The house I grew up in was full of wooden sculptures that my maternal grandfather, Fernando Ávila, crafted. He, along with his father, my great-grandfather Roberto, and his brother were arrested after the coup d’état on 11 September 1973 and taken to the “Casa de Techo Rojo” military compound on Chena hill in the Santiago metropolitan area. That’s where they saw each other for the last time because my great-grandfather was one of the 11 railway workers killed by the military. My grandfather, whom I call “tata”, and my uncle managed to escape the shooting. My grandfather passed through several detention centres, including the National Stadium. He suffered cruelty and torture in those terrible places, but he also learned to craft pieces of woodwork that remind me today of how strong he was.
I’m 22 years old and I grew up with a mother whose childhood was stolen. When she was very young, she had to visit the jail to see her dad on festive occasions, witness break-ins at their house and watch my grandmother suffer. Then my family had to go into exile – though they always planned to return to Chile to contribute to society, as my “tata” always taught us. They settled in France, where they had to rebuild their lives. In the 90s, a large part of the family returned to the country, including my grandparents, my mother and my older sister who was born there.
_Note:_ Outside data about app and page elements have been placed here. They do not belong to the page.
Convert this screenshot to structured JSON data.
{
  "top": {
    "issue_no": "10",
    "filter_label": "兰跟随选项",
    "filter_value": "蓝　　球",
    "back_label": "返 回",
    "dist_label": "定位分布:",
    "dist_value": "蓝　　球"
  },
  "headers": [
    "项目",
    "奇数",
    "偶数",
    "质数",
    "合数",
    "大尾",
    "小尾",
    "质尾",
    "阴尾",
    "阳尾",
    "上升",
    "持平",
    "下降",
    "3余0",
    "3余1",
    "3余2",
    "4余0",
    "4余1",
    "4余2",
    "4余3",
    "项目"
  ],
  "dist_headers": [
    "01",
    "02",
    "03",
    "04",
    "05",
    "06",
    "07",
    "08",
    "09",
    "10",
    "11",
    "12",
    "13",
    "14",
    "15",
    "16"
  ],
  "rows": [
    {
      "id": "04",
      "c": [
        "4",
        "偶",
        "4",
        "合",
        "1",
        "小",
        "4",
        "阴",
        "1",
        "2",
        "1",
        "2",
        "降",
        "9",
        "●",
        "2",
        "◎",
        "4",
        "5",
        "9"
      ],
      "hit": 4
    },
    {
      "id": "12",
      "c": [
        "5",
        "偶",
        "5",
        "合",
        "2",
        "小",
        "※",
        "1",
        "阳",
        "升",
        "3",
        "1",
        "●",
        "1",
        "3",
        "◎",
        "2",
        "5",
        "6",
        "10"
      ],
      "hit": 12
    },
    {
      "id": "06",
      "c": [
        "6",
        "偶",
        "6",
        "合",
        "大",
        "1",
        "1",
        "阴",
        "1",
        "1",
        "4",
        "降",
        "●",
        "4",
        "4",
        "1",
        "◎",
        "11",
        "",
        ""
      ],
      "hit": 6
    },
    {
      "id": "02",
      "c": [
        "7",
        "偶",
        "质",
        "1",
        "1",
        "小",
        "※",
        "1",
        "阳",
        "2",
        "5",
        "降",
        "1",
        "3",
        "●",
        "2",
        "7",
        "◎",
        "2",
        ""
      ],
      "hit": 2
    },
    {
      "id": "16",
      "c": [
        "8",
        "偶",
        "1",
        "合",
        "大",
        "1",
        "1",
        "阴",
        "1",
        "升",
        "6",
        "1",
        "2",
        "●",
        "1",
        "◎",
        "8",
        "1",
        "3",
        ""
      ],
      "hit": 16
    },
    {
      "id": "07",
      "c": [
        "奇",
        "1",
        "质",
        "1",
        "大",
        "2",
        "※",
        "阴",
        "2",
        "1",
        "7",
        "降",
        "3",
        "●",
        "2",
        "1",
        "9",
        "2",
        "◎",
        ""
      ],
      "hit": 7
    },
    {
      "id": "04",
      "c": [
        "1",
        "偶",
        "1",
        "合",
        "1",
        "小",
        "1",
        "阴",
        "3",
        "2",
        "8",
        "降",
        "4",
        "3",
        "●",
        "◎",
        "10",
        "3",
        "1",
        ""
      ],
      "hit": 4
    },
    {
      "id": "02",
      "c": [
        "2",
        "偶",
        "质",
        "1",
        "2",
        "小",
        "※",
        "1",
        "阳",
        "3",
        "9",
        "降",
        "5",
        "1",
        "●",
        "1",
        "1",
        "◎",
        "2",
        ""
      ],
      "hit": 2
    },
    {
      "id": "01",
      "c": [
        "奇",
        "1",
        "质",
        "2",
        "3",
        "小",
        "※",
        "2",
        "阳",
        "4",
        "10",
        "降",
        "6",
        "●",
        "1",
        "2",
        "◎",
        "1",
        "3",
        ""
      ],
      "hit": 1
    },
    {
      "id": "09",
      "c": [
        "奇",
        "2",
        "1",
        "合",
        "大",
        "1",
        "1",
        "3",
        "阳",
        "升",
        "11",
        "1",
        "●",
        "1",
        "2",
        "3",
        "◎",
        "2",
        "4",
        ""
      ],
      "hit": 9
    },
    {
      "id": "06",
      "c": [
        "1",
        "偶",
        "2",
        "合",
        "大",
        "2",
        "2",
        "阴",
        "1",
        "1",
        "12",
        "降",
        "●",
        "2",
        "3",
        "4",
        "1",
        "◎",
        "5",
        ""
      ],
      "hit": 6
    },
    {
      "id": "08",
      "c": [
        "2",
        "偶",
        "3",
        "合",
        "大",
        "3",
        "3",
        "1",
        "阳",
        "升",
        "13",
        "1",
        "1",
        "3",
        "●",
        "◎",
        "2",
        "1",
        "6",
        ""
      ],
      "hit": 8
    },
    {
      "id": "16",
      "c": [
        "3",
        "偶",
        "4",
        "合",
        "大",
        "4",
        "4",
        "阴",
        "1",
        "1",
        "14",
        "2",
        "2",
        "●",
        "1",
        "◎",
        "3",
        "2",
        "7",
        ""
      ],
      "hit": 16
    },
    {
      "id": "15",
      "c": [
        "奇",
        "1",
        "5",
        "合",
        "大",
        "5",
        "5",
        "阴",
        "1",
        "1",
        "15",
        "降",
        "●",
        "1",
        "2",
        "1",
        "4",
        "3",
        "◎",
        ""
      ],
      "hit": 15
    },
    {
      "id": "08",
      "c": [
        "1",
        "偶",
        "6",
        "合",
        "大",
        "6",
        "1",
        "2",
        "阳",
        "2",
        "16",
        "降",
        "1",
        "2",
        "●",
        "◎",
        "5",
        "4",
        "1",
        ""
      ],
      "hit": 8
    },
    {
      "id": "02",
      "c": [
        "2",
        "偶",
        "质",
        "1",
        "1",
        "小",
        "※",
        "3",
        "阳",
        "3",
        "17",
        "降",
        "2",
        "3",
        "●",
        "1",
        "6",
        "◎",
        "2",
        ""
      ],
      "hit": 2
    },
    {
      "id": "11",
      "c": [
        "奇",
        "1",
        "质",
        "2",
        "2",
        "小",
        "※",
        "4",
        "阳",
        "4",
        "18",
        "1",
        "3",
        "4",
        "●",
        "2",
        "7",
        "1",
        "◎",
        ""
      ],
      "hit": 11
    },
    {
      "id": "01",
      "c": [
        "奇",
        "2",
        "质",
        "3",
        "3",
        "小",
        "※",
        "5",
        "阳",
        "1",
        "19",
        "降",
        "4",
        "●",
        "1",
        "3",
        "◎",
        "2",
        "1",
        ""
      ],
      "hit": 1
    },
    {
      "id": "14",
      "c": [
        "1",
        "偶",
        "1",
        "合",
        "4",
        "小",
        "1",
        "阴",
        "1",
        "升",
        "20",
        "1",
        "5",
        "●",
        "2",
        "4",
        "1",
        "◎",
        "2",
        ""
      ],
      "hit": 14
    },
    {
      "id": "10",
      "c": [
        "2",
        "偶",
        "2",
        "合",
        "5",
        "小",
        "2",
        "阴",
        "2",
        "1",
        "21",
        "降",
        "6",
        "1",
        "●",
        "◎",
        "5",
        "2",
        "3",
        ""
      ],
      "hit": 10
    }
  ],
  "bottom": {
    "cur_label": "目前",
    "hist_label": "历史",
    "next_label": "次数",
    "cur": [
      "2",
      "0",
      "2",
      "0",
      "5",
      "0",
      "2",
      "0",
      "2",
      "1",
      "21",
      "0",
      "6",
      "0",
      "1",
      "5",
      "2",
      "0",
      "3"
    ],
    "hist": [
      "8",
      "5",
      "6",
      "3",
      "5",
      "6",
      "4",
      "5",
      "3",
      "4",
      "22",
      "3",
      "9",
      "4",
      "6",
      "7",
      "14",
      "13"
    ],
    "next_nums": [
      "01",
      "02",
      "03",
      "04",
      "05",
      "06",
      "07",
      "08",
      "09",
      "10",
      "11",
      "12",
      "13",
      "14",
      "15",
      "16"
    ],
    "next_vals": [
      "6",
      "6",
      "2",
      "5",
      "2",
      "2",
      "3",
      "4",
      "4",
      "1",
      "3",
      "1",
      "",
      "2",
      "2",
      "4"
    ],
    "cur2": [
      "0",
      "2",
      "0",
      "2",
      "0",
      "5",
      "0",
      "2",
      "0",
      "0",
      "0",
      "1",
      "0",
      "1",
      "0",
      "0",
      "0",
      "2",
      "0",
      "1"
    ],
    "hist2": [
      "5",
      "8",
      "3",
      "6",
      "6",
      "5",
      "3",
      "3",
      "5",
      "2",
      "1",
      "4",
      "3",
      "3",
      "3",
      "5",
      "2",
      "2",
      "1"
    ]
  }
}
Ever since I was a child I’ve known about what happened on 11 September and participated in the commemorative events. I remember it seemed a little strange to me that the executed railway workers were honoured on the same date as my birthday. That day we would get up early to go to the memorial. I would bring a red flower for my great-grandfather. Then we would go home and celebrate my birthday. My mom loved having big birthday celebrations, perhaps because the family hadn’t always been able to enjoy such occasions.
All I want is for us to move forward as a society and for what my relatives experienced to never happen again
Fifty years after the coup d’état, I commemorate my great-grandfather Roberto, whom I never meet because he was killed for his ideas. He was an evangelical pastor and a communist who fought joyfully for a more just society. People were very fond of him and there’s even a street in the neighborhood named after him.
I have fond memories of my “tata”, who was a civil society leader. I learned a lot from him. He always told us that he had friends with different political opinions and taught us to encourage this. In fact, when he talked about the military, he told us that a person is not just their uniform or political belief; everyone has their own story. He also left us a manuscript of his memoirs that he couldn’t finish because he died of cancer. I’d like to finish that book for him. It would also be nice to have a square in the neighborhood named after him and a museum to remember the victims of Chena hill.
In this anniversary year, I also think about young people like me. It’s a shame that many don’t know what happened or aren’t interested. That make me feel tired frustrated. All I want is for us to move forward as a society and for what my relatives experienced to never happen again.
I also think about the new generations. I have nephews and I’d like to tell them to be brave and to not forget what happened 50 years ago because it’s our history, it’s what we had to go through. I tell them to hold their heads up high because of our family name and what our loved ones lived through.